Types of ARFID

  1. Lack of interest: clients with this type of ARFID have a genuine lack of interest in eating and food. They also get full quickly.
  2. Sensory Avoidance: clients with sensory avoidance have issues with food tastes, textures, temperature and smells.
  3. Fear of Aversive Consequences; fear of illness, choking, nausea and allergies

Symptoms & Warning Signs

  • A short list of acceptable foods
  • Eating foods of similar characteristics, such as crunchy in texture, or colorless
  • Preferences for particular food preparation methods
  • Avoidance of vegetables, protein sources (meat, beans, etc), fruit
  • Eliminates foods and never gains them back into the diet
  • Poor weight gain and growth (child may also be of normal weight and growth)
  • Nutrient deficiencies (iron, vitamin A, and vitamin C most common)
  • Skips one or more entire food groups
  • Becomes emotional or demonstrates stress around unfamiliar foods
  • Food limitations negatively impact normal social behaviors

Risks & Complications
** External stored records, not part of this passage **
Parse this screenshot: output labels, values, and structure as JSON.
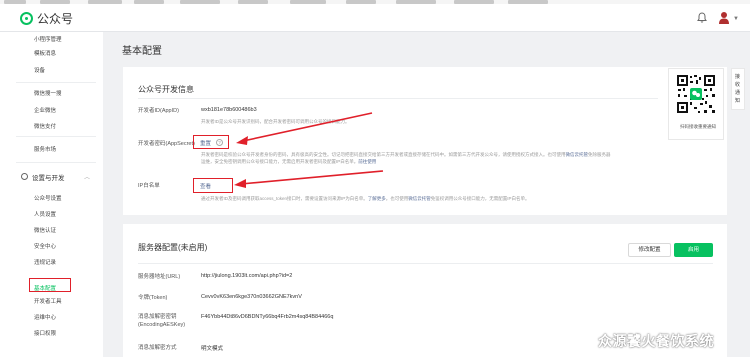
{
  "header": {
    "logo_text": "公众号"
  },
  "sidebar": {
    "items": [
      {
        "label": "小程序管理"
      },
      {
        "label": "模板消息"
      },
      {
        "label": "设备"
      },
      {
        "label": "微信搜一搜"
      },
      {
        "label": "企业微信"
      },
      {
        "label": "微信支付"
      },
      {
        "label": "服务市场"
      },
      {
        "label": "公众号设置"
      },
      {
        "label": "人员设置"
      },
      {
        "label": "微信认证"
      },
      {
        "label": "安全中心"
      },
      {
        "label": "违规记录"
      },
      {
        "label": "基本配置"
      },
      {
        "label": "开发者工具"
      },
      {
        "label": "运维中心"
      },
      {
        "label": "接口权限"
      }
    ],
    "group_label": "设置与开发"
  },
  "page": {
    "title": "基本配置"
  },
  "dev_info": {
    "title": "公众号开发信息",
    "appid_label": "开发者ID(AppID)",
    "appid_value": "wxb181e78b600486b3",
    "appid_desc": "开发者ID是公众号开发识别码，配合开发者密码可调用公众号的接口能力。",
    "secret_label": "开发者密码(AppSecret)",
    "secret_action": "重置",
    "secret_desc_1": "开发者密码是校验公众号开发者身份的密码，具有极高的安全性。切记勿把密码直接交给第三方开发者或直接存储在代码中。如需第三方代开发公众号，请使用授权方式接入。也可使用",
    "secret_desc_link": "微信云托管",
    "secret_desc_2": "免除服务器",
    "secret_desc_3": "运维，安全免密钥调用公众号接口能力，无需启用开发者密码及配置IP白名单。",
    "secret_desc_link2": "前往使用",
    "ip_label": "IP白名单",
    "ip_action": "查看",
    "ip_desc_1": "通过开发者ID及密码调用获取access_token接口时，需要设置访问来源IP为白名单。",
    "ip_desc_link": "了解更多",
    "ip_desc_2": "。也可使用",
    "ip_desc_link2": "微信云托管",
    "ip_desc_3": "免鉴权调用公众号接口能力，无需配置IP白名单。"
  },
  "qr": {
    "caption": "扫码接收重要通知"
  },
  "side_tab": {
    "label": "接收通知"
  },
  "server": {
    "title": "服务器配置(未启用)",
    "btn_modify": "修改配置",
    "btn_enable": "启用",
    "url_label": "服务器地址(URL)",
    "url_value": "http://jiulong.1903lt.com/api.php?id=2",
    "token_label": "令牌(Token)",
    "token_value": "Cevv0vK63en6kge370n03662GNE7kvnV",
    "aes_label": "消息加解密密钥(EncodingAESKey)",
    "aes_value": "F46Ybb44Dt86vD6BDNTy66bq4Frb2m4sq84B84466q",
    "mode_label": "消息加解密方式",
    "mode_value": "明文模式"
  },
  "watermark": "众源饕火餐饮系统",
  "colors": {
    "brand_green": "#07c160",
    "link_blue": "#576b95",
    "annotation_red": "#e0202a"
  }
}
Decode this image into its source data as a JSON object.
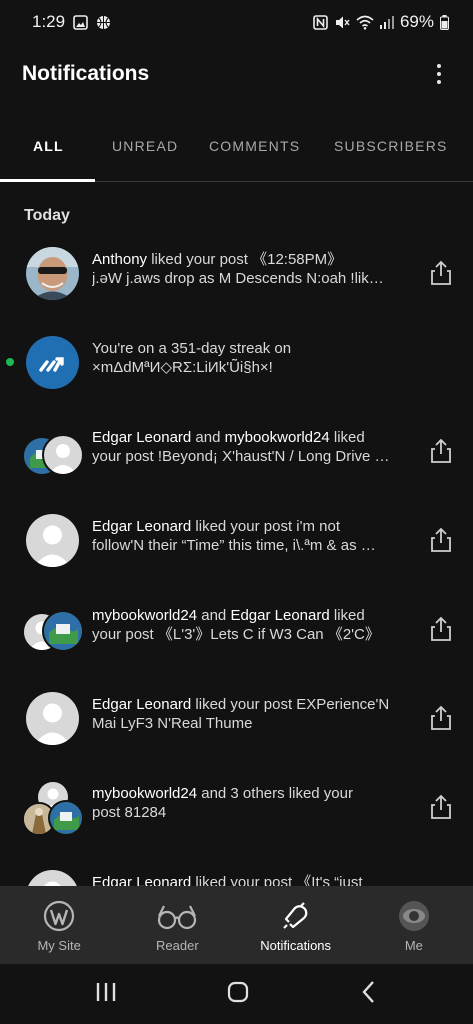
{
  "status_bar": {
    "time": "1:29",
    "battery": "69%"
  },
  "header": {
    "title": "Notifications"
  },
  "tabs": [
    {
      "label": "ALL"
    },
    {
      "label": "UNREAD"
    },
    {
      "label": "COMMENTS"
    },
    {
      "label": "SUBSCRIBERS"
    }
  ],
  "section": {
    "today": "Today"
  },
  "notifications": [
    {
      "line1_name": "Anthony",
      "line1_rest": " liked your post 《12:58PM》",
      "line2": "j.əW j.aws drop as M Descends N:oah !lik…"
    },
    {
      "line1_name": "",
      "line1_rest": "You're on a 351-day streak on",
      "line2": "×mΔdMªИ◇RΣ:LiИk'Ũi§h×!"
    },
    {
      "line1_name": "Edgar Leonard",
      "line1_rest": " and ",
      "line1_name2": "mybookworld24",
      "line1_tail": " liked",
      "line2": "your post !Beyond¡ X'haust'N / Long Drive …"
    },
    {
      "line1_name": "Edgar Leonard",
      "line1_rest": " liked your post i'm not",
      "line2": "follow'N their “Time” this time, i\\.ªm & as …"
    },
    {
      "line1_name": "mybookworld24",
      "line1_rest": " and ",
      "line1_name2": "Edgar Leonard",
      "line1_tail": " liked",
      "line2": "your post 《L'3'》Lets C if W3 Can 《2'C》"
    },
    {
      "line1_name": "Edgar Leonard",
      "line1_rest": " liked your post EXPerience'N",
      "line2": "Mai LyF3 N'Real Thume"
    },
    {
      "line1_name": "mybookworld24",
      "line1_rest": " and 3 others liked your",
      "line2": "post 81284"
    },
    {
      "line1_name": "Edgar Leonard",
      "line1_rest": " liked your post 《It's “just",
      "line2": ""
    }
  ],
  "bottom_nav": [
    {
      "label": "My Site"
    },
    {
      "label": "Reader"
    },
    {
      "label": "Notifications"
    },
    {
      "label": "Me"
    }
  ],
  "colors": {
    "background": "#121212",
    "nav_bg": "#2a2a2a",
    "streak_blue": "#1f6fb2",
    "unread_dot": "#1db954"
  }
}
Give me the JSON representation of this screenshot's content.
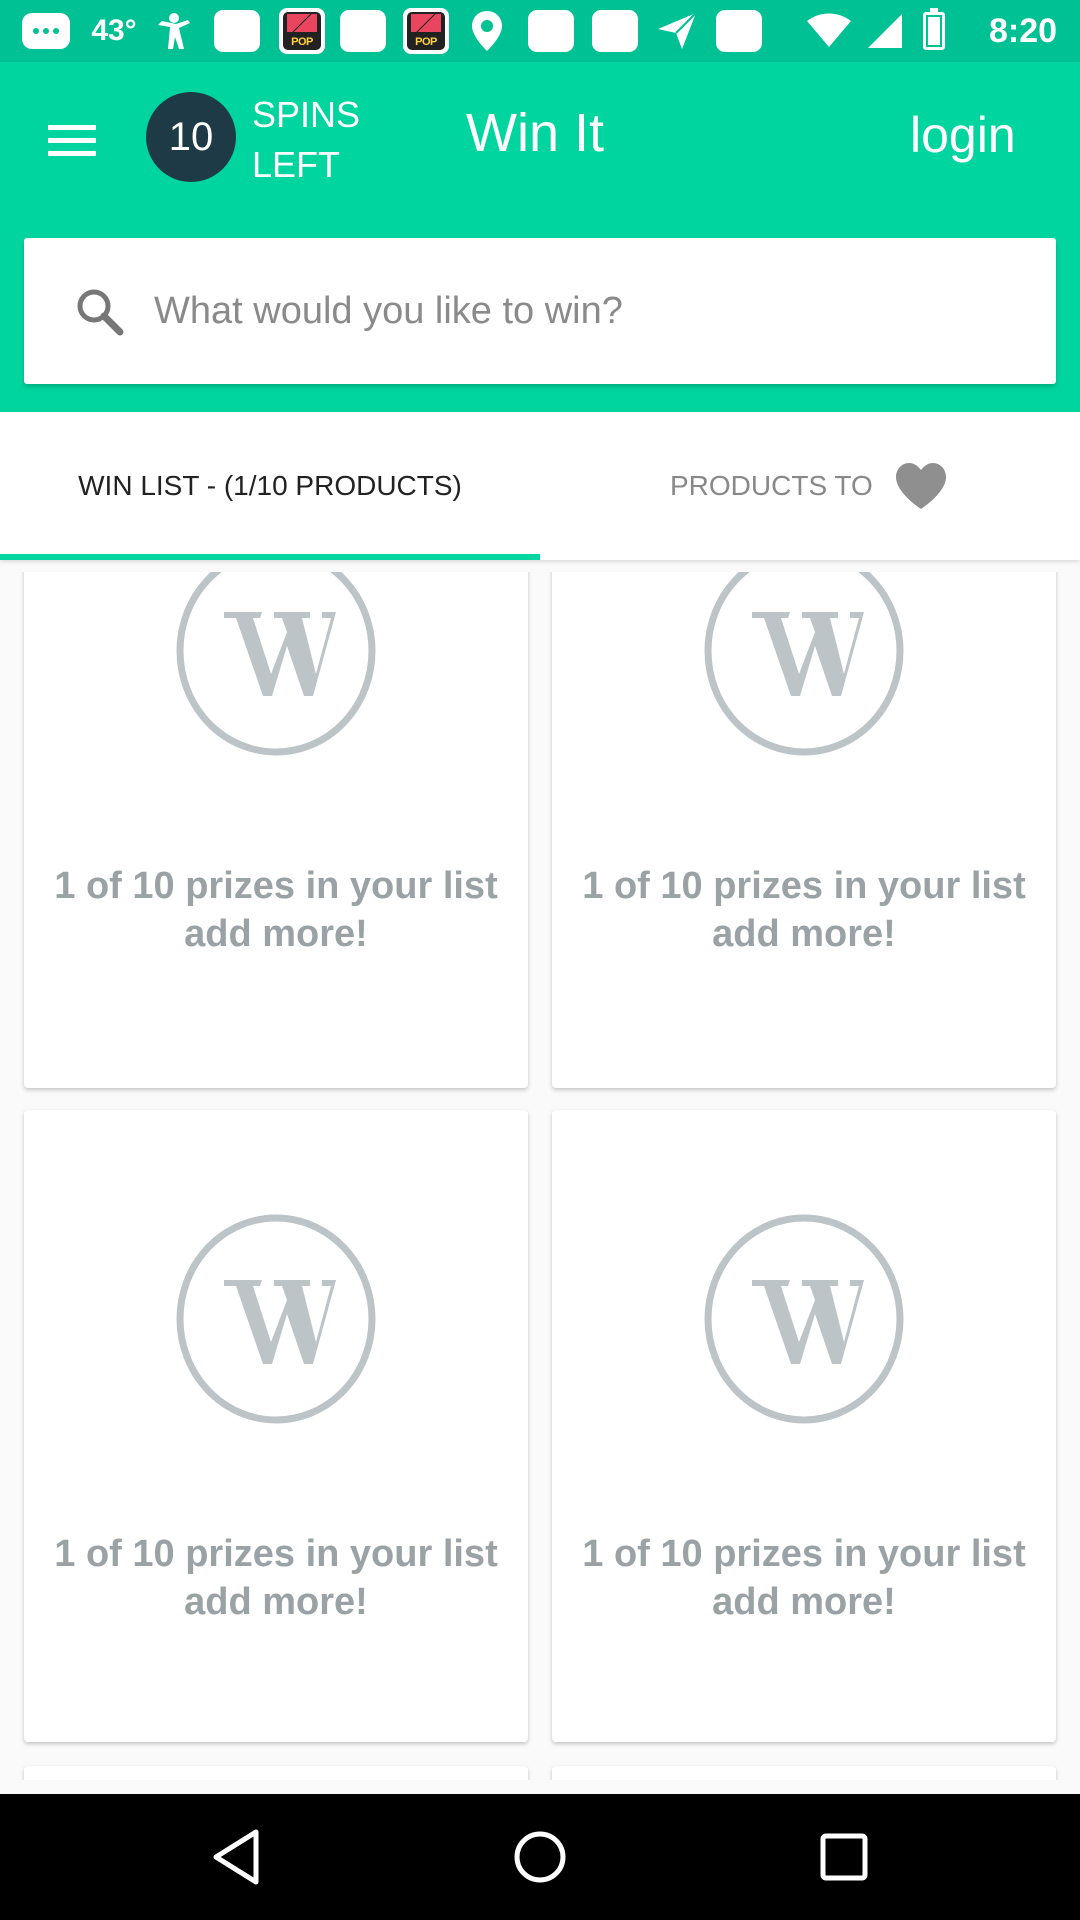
{
  "status_bar": {
    "temperature": "43°",
    "time": "8:20",
    "pop_text": "POP",
    "icons": [
      "messages-icon",
      "figure-icon",
      "app-square-icon",
      "pop-app-icon",
      "app-square-icon",
      "pop-app-icon",
      "location-pin-icon",
      "app-square-icon",
      "app-square-icon",
      "send-icon",
      "app-square-icon",
      "wifi-icon",
      "signal-icon",
      "battery-icon"
    ]
  },
  "app_bar": {
    "menu_icon": "hamburger-menu-icon",
    "spins_count": "10",
    "spins_label": "SPINS LEFT",
    "title": "Win It",
    "login_label": "login",
    "background": "#00d59f"
  },
  "search": {
    "placeholder": "What would you like to win?",
    "value": "",
    "icon": "search-icon"
  },
  "tabs": [
    {
      "label": "WIN LIST - (1/10 PRODUCTS)",
      "selected": true
    },
    {
      "label": "PRODUCTS TO",
      "icon": "heart-icon",
      "selected": false
    }
  ],
  "cards": [
    {
      "caption": "1 of 10 prizes in your list add more!",
      "icon": "w-logo-icon"
    },
    {
      "caption": "1 of 10 prizes in your list add more!",
      "icon": "w-logo-icon"
    },
    {
      "caption": "1 of 10 prizes in your list add more!",
      "icon": "w-logo-icon"
    },
    {
      "caption": "1 of 10 prizes in your list add more!",
      "icon": "w-logo-icon"
    }
  ],
  "nav_bar": {
    "buttons": [
      "back-icon",
      "home-icon",
      "recents-icon"
    ]
  },
  "colors": {
    "accent": "#00d59f",
    "badge": "#1e3a46",
    "card_text": "#9ba2a6"
  }
}
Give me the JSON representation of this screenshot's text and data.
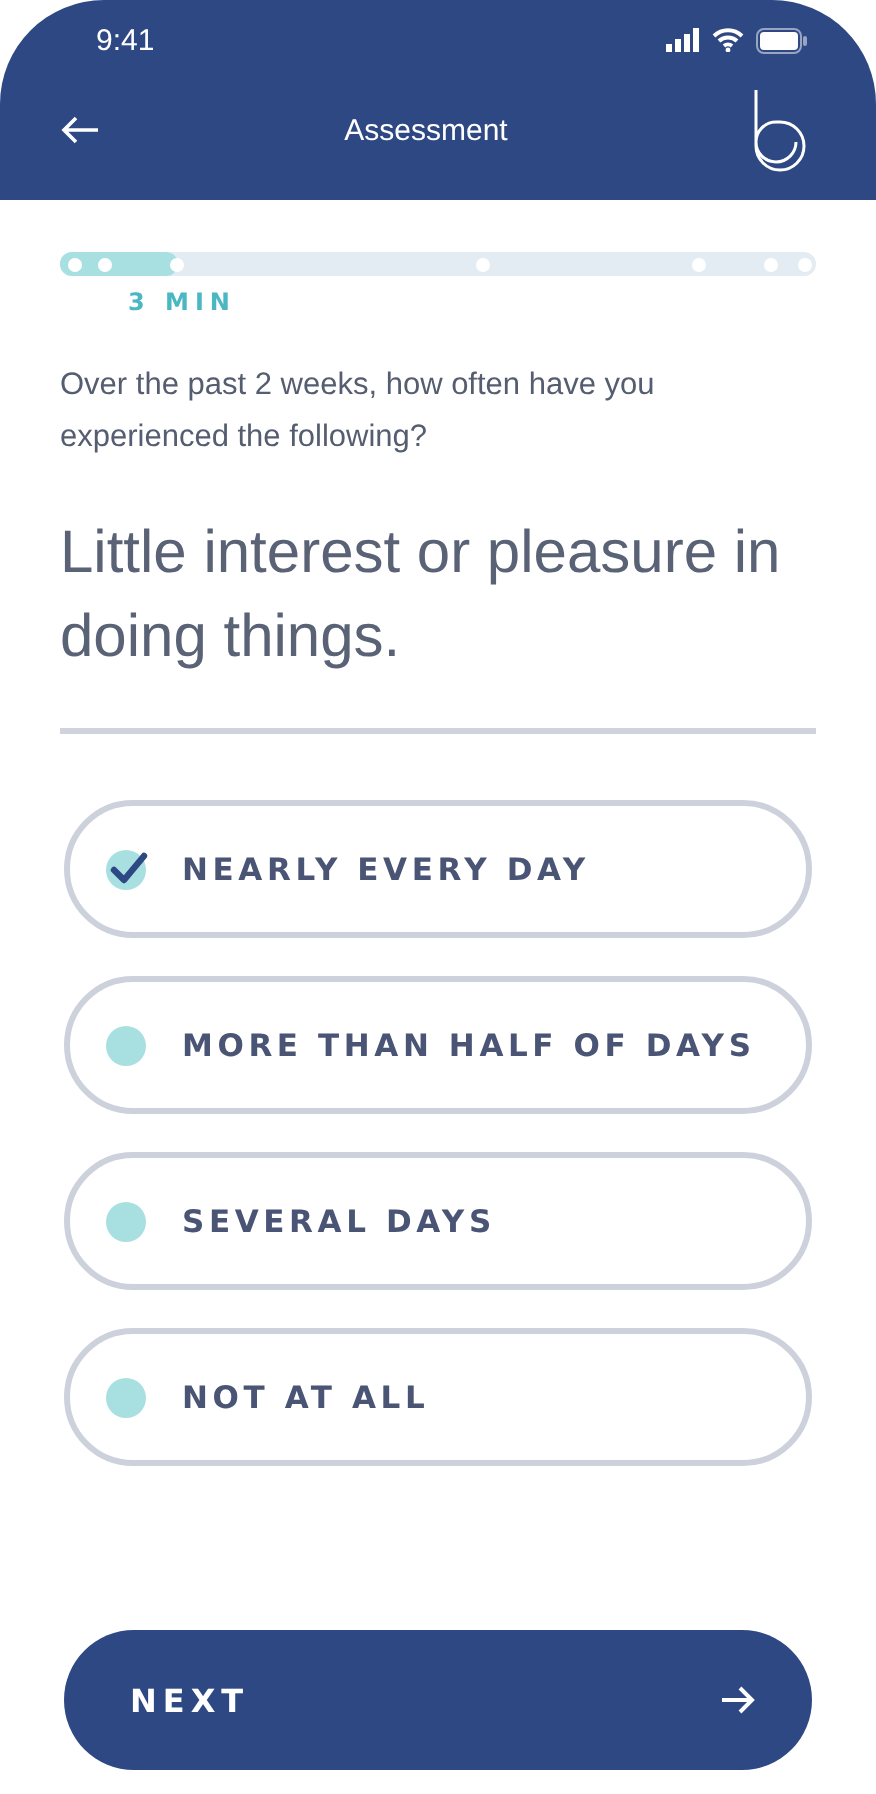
{
  "status_bar": {
    "time": "9:41"
  },
  "header": {
    "title": "Assessment"
  },
  "progress": {
    "level": 0.155,
    "label": "3 MIN"
  },
  "prompt": "Over the past 2 weeks, how often have you experienced the following?",
  "question": "Little interest or pleasure in doing things.",
  "options": [
    {
      "label": "NEARLY EVERY DAY",
      "selected": true
    },
    {
      "label": "MORE THAN HALF OF DAYS",
      "selected": false
    },
    {
      "label": "SEVERAL DAYS",
      "selected": false
    },
    {
      "label": "NOT AT ALL",
      "selected": false
    }
  ],
  "next_button": {
    "label": "NEXT"
  }
}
  • Co-occurring anxiety disorders
  • Failure to gain weight (children)
  • Gastrointestinal complications
  • Malnutrition
  • Weight Loss
  • Developmental delays

Causes

ARFID does not have one root cause; instead, researchers and clinicians have explored a variety of potential contributing factors, such as biological, psychosocial, and environmental influences.

  • A child who is already predisposed to ARFID due to biological or genetic makeup may be triggered by environmental or psychosocial situations, such as a traumatic event.
  • Since there can be disrupted eating patterns among other mental illnesses, co-occurring diagnoses – such as anxiety disorders, developmental disabilities, and autism may exacerbate – may also be present.
  • In autism and other developmental disabilities, an individual’s relationship to their body and senses are already very heightened.

Treatment for ARFID

The good news is that recovery is possible! Treating Avoidant/Restrictive Food Intake Disorder requires highly specialized care with an expert treatment team that is specifically-trained in this illness, as well as any co-occurring illnesses.

Seek Help

If you or a loved one is struggling, please reach out to us. Center for Discovery’s Treatment Centers specialize in treatment for eating disorders, mental health and dual diagnosis treatment with unique treatment programs for every individual to get them on their way to eating disorder recovery.

For more information, resources, or to consult with one of our specialists, call 866.482.3876.

Take a free Eating Disorder Evaluation

This evaluation can help determine if you or a loved one may benefit from consulting with an eating disorder professional.

Preferred In-Network Provider for All Major Health Insurance

Preferred In-Network Provider for All Major Health Insurance